- Bands licensed to amateur radio
- Emergency traffic in or out of the normal amateur radio bands
The most common time when this becomes an issue is in the 2.4 GHz band (2400-2483.5 MHz). Amateur radio has been licensed a small chunk for use with amateur television (2390-2450 MHz). This roughly corresponds to channels 1 thru 5 of the 802.11 specification. On these channels, amateur radio operators can declare priority usage over Part 15 operators. However, on all other channels (including the 5.8 GHz band), amateur radio operators have no priority.
For an amateur radio operator to reclassify Part 15 equipment under their Part 97 license, they must abide by the rules defined in Part 97, including, but not limited to:

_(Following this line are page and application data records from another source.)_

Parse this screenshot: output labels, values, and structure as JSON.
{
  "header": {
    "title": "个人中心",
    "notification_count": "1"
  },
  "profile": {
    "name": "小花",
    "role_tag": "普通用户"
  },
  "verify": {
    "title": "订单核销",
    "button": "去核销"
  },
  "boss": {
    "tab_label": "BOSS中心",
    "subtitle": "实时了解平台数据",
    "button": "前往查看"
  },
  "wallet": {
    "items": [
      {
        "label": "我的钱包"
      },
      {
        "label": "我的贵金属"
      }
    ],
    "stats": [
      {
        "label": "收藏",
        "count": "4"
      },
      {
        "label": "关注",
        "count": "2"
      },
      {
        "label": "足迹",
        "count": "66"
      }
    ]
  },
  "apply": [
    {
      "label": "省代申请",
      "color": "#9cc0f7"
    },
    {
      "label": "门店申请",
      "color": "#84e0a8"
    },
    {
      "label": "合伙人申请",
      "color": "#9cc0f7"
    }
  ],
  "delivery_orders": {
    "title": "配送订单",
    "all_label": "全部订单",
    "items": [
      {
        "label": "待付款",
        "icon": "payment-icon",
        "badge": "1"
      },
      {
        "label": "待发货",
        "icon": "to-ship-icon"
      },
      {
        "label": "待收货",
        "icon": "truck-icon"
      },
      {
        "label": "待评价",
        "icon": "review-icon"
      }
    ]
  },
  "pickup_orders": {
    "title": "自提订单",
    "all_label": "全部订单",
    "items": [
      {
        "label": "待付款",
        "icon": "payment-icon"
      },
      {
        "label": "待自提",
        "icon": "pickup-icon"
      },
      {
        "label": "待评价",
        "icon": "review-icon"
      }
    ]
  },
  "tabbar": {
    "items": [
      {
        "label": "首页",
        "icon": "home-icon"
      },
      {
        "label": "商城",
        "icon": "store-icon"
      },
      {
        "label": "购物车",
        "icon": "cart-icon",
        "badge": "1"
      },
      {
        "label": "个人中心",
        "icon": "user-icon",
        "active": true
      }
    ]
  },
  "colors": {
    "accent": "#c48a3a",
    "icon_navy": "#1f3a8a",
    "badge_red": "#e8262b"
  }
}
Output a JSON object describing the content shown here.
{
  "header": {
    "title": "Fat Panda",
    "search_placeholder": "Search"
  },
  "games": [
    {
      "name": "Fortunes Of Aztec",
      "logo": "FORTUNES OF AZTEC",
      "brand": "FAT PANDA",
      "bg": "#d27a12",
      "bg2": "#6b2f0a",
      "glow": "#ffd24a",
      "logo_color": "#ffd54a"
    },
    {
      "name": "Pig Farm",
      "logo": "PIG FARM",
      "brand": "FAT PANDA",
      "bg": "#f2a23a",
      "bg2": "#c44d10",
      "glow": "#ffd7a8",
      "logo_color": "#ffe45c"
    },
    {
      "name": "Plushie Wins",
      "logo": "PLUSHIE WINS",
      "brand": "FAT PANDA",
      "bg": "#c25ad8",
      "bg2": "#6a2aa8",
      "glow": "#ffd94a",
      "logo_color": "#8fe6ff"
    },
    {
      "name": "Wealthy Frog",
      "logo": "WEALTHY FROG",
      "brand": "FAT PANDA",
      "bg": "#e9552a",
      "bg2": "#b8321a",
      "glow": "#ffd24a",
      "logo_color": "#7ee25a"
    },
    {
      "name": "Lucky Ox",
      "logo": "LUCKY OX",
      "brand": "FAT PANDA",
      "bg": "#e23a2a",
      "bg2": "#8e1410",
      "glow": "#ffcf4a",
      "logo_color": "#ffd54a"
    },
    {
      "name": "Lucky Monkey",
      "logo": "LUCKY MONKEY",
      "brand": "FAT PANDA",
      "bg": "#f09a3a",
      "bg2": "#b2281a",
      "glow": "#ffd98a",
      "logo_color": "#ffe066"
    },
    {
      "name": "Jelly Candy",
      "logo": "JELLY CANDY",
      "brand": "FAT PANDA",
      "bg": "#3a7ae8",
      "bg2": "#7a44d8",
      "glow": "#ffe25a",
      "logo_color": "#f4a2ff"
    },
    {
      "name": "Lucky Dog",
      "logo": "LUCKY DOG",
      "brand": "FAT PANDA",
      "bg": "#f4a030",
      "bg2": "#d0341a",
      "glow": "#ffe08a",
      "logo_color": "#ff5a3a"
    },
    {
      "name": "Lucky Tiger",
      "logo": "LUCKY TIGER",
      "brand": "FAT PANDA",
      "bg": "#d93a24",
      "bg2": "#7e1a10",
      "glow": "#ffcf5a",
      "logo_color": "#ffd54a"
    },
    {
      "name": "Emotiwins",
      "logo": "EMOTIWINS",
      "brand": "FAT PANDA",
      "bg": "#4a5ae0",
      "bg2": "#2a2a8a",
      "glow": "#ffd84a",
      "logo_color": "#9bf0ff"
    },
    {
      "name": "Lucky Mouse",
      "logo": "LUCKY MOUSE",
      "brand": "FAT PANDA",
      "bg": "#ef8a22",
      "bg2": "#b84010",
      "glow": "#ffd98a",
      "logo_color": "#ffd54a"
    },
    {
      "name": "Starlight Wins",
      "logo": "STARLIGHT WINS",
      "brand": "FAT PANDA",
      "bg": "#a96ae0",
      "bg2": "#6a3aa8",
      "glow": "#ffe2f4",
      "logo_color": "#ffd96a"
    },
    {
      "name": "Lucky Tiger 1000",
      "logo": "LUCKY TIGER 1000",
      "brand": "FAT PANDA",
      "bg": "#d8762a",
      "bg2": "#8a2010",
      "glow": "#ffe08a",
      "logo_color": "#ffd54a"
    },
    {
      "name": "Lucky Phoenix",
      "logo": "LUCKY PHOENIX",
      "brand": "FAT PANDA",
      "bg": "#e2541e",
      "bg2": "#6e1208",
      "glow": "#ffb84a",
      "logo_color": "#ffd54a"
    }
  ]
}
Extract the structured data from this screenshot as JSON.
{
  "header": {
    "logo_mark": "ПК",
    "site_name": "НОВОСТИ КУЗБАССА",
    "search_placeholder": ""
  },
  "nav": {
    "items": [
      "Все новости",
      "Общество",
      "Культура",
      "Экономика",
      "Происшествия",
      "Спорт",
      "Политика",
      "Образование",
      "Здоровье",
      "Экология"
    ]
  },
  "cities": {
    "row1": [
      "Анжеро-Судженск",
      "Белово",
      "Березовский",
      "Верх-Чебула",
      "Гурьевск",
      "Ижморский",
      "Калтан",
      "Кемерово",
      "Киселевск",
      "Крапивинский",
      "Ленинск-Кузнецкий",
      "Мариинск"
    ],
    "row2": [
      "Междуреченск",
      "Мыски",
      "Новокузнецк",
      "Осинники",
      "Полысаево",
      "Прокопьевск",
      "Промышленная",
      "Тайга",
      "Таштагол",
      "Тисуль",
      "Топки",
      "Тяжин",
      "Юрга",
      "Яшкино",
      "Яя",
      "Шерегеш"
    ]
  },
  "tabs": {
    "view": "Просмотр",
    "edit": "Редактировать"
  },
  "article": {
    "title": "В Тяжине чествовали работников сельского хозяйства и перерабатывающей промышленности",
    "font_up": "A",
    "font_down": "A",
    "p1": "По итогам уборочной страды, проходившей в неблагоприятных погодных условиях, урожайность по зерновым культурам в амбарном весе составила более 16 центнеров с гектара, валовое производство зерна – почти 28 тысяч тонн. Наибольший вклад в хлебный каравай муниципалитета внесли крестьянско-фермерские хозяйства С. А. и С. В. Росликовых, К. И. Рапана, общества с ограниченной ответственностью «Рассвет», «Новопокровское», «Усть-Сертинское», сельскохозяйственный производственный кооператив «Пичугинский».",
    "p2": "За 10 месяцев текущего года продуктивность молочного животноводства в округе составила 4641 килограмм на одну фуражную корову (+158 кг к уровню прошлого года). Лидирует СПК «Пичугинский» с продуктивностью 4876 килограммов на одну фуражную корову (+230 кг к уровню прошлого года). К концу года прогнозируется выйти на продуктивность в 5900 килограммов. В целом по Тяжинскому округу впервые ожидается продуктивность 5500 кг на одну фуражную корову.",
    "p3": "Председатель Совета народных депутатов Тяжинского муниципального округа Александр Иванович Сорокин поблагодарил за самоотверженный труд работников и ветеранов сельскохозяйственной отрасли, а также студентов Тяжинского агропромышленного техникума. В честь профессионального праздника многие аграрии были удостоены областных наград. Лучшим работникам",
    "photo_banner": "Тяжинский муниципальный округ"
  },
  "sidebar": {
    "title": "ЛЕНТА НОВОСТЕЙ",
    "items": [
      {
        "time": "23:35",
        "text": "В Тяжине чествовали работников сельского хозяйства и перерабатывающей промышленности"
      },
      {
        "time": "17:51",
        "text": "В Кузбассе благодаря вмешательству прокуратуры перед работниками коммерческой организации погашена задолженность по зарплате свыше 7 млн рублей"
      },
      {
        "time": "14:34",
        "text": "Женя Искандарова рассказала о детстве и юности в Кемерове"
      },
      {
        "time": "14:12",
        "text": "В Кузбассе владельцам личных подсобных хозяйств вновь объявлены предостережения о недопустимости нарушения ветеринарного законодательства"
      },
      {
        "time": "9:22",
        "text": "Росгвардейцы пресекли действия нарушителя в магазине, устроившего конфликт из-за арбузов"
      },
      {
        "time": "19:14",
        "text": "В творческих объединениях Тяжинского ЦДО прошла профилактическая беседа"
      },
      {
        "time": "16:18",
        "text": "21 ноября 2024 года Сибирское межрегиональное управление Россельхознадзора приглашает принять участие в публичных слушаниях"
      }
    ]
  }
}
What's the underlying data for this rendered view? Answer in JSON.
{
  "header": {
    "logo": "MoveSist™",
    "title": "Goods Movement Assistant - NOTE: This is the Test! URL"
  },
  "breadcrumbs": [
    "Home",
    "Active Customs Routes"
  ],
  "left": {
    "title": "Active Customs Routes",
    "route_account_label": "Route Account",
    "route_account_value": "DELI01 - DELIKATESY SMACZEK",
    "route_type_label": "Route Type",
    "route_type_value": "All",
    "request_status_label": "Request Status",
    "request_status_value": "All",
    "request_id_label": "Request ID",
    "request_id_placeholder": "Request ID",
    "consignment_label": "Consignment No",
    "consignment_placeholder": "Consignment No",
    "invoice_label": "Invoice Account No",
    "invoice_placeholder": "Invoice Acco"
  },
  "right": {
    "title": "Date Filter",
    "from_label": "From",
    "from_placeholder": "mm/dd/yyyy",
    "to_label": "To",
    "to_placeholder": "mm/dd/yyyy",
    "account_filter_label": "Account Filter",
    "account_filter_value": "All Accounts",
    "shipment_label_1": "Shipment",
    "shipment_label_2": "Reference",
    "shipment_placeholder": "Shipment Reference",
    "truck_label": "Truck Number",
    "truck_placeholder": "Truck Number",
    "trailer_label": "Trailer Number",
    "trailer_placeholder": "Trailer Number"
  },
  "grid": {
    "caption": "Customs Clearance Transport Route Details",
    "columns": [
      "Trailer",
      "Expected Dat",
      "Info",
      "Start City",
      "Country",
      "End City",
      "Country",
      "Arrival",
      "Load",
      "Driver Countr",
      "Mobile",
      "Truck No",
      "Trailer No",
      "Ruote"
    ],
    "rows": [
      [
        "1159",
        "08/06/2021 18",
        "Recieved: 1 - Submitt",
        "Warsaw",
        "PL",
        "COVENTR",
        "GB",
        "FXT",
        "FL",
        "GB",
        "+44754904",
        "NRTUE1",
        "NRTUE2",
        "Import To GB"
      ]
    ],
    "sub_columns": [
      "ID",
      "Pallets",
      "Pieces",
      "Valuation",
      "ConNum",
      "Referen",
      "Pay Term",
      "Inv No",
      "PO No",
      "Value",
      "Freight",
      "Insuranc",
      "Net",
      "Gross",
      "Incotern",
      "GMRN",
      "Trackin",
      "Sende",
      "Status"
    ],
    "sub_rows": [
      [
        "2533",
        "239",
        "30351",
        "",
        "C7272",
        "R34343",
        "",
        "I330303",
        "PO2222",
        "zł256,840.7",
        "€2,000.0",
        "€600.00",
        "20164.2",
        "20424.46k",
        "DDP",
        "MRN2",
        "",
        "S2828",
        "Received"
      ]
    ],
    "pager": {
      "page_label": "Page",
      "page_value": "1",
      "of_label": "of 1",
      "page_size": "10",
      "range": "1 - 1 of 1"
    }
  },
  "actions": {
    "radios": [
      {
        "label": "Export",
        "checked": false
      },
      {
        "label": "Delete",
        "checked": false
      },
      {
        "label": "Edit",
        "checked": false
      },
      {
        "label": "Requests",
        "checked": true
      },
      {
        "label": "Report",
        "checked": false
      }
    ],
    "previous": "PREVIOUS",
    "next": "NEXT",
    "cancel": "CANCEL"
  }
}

- Every 10 minutes, the operator's call sign must be transmitted in clear text (§ 97.119(a)). This is usually done by including the call sign in the SSID of the wireless network.
- All traffic must be unencrypted.*
* According to § 97.113(a)(4), amateur operators must not sent "messages encoded for the purpose of obscurring their meaning." This is generally accepted as a unilateral declaration that all traffic must be unencrypted. However, it can be debated that the purpose of some encryption is to maintain data privacy -- especially in the case where an amateur operator is passing along medical information. We will continue to research this area; for now, please read Part 97 and all corresponding FCC regulations and determine this answer for yourself.
Federal Communications Commission